Segment Start: Extracted material
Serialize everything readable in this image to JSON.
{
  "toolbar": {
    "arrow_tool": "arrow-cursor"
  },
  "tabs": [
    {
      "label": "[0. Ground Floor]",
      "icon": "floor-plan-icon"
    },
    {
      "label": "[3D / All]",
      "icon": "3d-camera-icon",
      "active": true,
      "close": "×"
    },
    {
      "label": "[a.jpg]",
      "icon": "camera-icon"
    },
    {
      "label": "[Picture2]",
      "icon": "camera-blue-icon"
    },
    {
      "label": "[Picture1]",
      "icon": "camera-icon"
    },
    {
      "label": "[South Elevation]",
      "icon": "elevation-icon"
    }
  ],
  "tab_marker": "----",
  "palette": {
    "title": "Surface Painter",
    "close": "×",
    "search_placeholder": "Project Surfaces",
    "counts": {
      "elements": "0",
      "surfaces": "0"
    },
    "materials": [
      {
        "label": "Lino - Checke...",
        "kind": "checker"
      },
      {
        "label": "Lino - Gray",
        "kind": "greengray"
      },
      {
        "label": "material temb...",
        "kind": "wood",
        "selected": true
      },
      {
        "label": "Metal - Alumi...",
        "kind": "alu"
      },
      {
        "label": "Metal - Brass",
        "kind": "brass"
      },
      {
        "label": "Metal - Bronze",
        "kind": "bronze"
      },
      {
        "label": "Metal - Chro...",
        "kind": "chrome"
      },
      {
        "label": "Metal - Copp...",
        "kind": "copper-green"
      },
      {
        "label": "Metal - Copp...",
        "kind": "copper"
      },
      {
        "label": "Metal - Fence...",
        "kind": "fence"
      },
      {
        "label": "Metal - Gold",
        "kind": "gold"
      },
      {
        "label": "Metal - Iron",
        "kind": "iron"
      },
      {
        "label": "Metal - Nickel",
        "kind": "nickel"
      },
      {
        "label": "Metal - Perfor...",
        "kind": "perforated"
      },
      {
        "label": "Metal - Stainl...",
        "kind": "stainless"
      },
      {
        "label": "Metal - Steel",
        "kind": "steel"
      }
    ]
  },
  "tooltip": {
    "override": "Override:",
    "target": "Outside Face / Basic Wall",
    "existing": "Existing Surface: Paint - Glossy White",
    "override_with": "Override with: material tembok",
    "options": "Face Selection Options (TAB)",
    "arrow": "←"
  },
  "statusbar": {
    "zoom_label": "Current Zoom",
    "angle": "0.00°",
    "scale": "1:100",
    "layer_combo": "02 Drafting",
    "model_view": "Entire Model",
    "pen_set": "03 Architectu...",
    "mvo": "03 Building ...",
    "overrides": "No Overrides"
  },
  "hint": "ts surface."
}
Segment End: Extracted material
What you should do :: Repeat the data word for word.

Solution to this exercise ::
Serialize everything readable in this image to JSON.
{
  "toolbar": {
    "arrow_tool": "arrow-cursor"
  },
  "tabs": [
    {
      "label": "[0. Ground Floor]",
      "icon": "floor-plan-icon"
    },
    {
      "label": "[3D / All]",
      "icon": "3d-camera-icon",
      "active": true,
      "close": "×"
    },
    {
      "label": "[a.jpg]",
      "icon": "camera-icon"
    },
    {
      "label": "[Picture2]",
      "icon": "camera-blue-icon"
    },
    {
      "label": "[Picture1]",
      "icon": "camera-icon"
    },
    {
      "label": "[South Elevation]",
      "icon": "elevation-icon"
    }
  ],
  "tab_marker": "----",
  "palette": {
    "title": "Surface Painter",
    "close": "×",
    "search_placeholder": "Project Surfaces",
    "counts": {
      "elements": "0",
      "surfaces": "0"
    },
    "materials": [
      {
        "label": "Lino - Checke...",
        "kind": "checker"
      },
      {
        "label": "Lino - Gray",
        "kind": "greengray"
      },
      {
        "label": "material temb...",
        "kind": "wood",
        "selected": true
      },
      {
        "label": "Metal - Alumi...",
        "kind": "alu"
      },
      {
        "label": "Metal - Brass",
        "kind": "brass"
      },
      {
        "label": "Metal - Bronze",
        "kind": "bronze"
      },
      {
        "label": "Metal - Chro...",
        "kind": "chrome"
      },
      {
        "label": "Metal - Copp...",
        "kind": "copper-green"
      },
      {
        "label": "Metal - Copp...",
        "kind": "copper"
      },
      {
        "label": "Metal - Fence...",
        "kind": "fence"
      },
      {
        "label": "Metal - Gold",
        "kind": "gold"
      },
      {
        "label": "Metal - Iron",
        "kind": "iron"
      },
      {
        "label": "Metal - Nickel",
        "kind": "nickel"
      },
      {
        "label": "Metal - Perfor...",
        "kind": "perforated"
      },
      {
        "label": "Metal - Stainl...",
        "kind": "stainless"
      },
      {
        "label": "Metal - Steel",
        "kind": "steel"
      }
    ]
  },
  "tooltip": {
    "override": "Override:",
    "target": "Outside Face / Basic Wall",
    "existing": "Existing Surface: Paint - Glossy White",
    "override_with": "Override with: material tembok",
    "options": "Face Selection Options (TAB)",
    "arrow": "←"
  },
  "statusbar": {
    "zoom_label": "Current Zoom",
    "angle": "0.00°",
    "scale": "1:100",
    "layer_combo": "02 Drafting",
    "model_view": "Entire Model",
    "pen_set": "03 Architectu...",
    "mvo": "03 Building ...",
    "overrides": "No Overrides"
  },
  "hint": "ts surface."
}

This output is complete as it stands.